◆ What to do
Only lines containing the word "screenshot" are needed; pull them out of the material.

◆ Records supplied
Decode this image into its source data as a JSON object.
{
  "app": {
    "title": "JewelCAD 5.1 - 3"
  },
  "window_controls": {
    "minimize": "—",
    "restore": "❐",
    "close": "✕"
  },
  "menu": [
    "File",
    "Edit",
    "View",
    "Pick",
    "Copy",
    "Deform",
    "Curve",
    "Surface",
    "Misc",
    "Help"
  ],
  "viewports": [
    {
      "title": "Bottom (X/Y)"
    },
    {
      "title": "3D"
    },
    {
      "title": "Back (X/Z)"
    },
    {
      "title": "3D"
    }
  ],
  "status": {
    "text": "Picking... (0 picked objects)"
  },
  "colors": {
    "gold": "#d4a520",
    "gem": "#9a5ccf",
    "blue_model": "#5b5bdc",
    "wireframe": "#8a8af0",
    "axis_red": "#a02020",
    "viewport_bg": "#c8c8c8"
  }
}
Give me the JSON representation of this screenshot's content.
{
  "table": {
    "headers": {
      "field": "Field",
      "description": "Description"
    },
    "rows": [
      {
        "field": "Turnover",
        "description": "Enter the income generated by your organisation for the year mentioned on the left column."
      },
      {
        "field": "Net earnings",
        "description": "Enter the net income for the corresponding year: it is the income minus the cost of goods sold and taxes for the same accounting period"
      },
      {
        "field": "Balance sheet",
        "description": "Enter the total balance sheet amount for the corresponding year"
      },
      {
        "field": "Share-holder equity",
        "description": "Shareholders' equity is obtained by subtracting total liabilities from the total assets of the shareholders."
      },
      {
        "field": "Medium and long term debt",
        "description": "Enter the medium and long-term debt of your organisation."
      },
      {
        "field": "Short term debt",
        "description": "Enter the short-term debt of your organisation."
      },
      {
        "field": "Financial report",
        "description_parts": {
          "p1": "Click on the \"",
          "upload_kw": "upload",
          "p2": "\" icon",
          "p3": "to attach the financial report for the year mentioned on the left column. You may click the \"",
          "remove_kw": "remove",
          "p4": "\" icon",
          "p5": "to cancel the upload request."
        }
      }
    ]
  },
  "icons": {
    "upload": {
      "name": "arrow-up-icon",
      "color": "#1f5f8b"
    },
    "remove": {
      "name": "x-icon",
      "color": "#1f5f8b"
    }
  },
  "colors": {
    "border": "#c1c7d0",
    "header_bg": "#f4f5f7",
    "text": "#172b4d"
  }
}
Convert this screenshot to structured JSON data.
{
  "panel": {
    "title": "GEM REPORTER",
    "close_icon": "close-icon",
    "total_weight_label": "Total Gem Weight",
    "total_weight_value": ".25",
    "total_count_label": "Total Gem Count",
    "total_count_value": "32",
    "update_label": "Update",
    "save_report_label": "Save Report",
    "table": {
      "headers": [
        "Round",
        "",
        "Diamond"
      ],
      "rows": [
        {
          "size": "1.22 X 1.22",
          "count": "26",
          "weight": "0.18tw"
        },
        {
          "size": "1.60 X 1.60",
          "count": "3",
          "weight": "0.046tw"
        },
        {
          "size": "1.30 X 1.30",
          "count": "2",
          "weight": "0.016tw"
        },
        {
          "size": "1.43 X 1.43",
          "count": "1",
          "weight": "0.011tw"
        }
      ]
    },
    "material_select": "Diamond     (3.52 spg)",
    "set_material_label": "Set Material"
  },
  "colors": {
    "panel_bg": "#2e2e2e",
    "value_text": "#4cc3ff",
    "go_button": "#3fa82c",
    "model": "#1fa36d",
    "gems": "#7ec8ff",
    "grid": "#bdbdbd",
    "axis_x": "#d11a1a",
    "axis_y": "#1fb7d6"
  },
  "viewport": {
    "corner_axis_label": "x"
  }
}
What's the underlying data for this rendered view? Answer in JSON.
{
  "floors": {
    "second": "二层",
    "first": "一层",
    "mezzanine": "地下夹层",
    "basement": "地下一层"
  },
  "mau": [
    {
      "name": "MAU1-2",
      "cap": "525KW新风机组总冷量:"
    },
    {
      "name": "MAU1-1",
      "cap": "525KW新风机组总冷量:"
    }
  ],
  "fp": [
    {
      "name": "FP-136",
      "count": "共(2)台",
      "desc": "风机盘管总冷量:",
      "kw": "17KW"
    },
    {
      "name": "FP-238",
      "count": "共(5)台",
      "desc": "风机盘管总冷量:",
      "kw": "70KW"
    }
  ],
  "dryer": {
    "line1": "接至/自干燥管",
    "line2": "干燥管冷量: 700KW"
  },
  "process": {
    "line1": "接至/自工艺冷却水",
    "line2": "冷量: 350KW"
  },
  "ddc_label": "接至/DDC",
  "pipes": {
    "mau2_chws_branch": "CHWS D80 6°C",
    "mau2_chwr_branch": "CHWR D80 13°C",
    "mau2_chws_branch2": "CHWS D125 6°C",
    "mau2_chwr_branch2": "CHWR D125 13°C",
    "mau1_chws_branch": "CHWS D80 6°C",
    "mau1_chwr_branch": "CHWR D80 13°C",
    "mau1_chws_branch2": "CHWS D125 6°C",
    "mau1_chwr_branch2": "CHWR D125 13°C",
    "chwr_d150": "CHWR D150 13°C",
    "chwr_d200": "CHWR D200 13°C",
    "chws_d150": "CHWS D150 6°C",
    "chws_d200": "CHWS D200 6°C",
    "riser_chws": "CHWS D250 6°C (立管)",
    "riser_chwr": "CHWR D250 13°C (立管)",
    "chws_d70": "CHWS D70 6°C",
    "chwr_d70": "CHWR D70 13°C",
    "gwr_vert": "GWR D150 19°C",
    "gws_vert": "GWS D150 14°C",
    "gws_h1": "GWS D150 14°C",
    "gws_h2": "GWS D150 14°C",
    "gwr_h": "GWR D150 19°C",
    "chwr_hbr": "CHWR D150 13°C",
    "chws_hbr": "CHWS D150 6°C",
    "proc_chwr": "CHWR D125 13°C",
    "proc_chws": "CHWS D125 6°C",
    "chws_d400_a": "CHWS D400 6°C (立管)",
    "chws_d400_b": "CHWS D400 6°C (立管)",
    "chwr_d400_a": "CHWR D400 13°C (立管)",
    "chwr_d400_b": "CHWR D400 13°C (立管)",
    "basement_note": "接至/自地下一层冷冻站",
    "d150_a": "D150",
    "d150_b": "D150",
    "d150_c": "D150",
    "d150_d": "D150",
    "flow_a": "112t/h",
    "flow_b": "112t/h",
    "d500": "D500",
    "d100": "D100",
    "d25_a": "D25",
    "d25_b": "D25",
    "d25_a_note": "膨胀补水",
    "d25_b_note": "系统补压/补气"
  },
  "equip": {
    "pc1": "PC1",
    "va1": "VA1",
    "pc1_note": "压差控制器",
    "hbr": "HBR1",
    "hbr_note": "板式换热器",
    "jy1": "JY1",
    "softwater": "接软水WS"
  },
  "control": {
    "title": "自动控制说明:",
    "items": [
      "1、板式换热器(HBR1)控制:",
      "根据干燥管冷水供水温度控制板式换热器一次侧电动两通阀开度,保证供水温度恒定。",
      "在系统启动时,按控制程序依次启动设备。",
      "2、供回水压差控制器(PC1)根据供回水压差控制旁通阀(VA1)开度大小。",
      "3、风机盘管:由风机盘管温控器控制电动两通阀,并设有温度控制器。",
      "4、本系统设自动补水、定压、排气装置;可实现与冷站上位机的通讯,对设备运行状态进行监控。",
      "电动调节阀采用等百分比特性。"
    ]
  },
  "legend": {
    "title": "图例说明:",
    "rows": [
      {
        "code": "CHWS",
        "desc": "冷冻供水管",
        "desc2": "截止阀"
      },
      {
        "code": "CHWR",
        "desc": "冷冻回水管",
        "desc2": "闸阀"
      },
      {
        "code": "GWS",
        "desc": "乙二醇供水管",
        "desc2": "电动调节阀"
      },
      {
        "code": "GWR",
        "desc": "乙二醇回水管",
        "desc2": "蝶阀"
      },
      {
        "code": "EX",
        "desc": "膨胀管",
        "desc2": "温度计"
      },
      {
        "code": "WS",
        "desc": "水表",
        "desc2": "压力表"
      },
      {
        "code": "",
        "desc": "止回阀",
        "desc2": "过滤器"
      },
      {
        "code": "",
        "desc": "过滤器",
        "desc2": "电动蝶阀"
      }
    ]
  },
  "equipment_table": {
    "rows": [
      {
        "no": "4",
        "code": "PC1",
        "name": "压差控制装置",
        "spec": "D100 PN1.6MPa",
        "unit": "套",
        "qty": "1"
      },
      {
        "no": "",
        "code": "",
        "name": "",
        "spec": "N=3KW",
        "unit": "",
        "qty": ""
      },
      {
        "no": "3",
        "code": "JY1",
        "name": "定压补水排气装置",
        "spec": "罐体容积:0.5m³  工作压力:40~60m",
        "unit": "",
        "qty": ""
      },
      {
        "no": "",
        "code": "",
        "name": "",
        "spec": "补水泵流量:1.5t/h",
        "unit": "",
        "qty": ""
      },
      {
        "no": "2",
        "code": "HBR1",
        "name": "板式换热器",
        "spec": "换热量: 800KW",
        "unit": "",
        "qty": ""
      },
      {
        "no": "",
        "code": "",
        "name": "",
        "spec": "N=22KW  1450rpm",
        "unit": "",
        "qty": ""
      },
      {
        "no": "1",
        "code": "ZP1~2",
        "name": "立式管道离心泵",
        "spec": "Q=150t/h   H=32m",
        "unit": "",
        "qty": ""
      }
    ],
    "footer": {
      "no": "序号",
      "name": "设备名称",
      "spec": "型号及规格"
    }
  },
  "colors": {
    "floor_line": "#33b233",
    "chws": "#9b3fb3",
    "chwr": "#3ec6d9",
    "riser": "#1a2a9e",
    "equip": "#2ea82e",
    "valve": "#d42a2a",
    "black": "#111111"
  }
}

◆ Reply to the exercise
Give me the JSON representation of this screenshot's content.
Convert this screenshot to structured JSON data.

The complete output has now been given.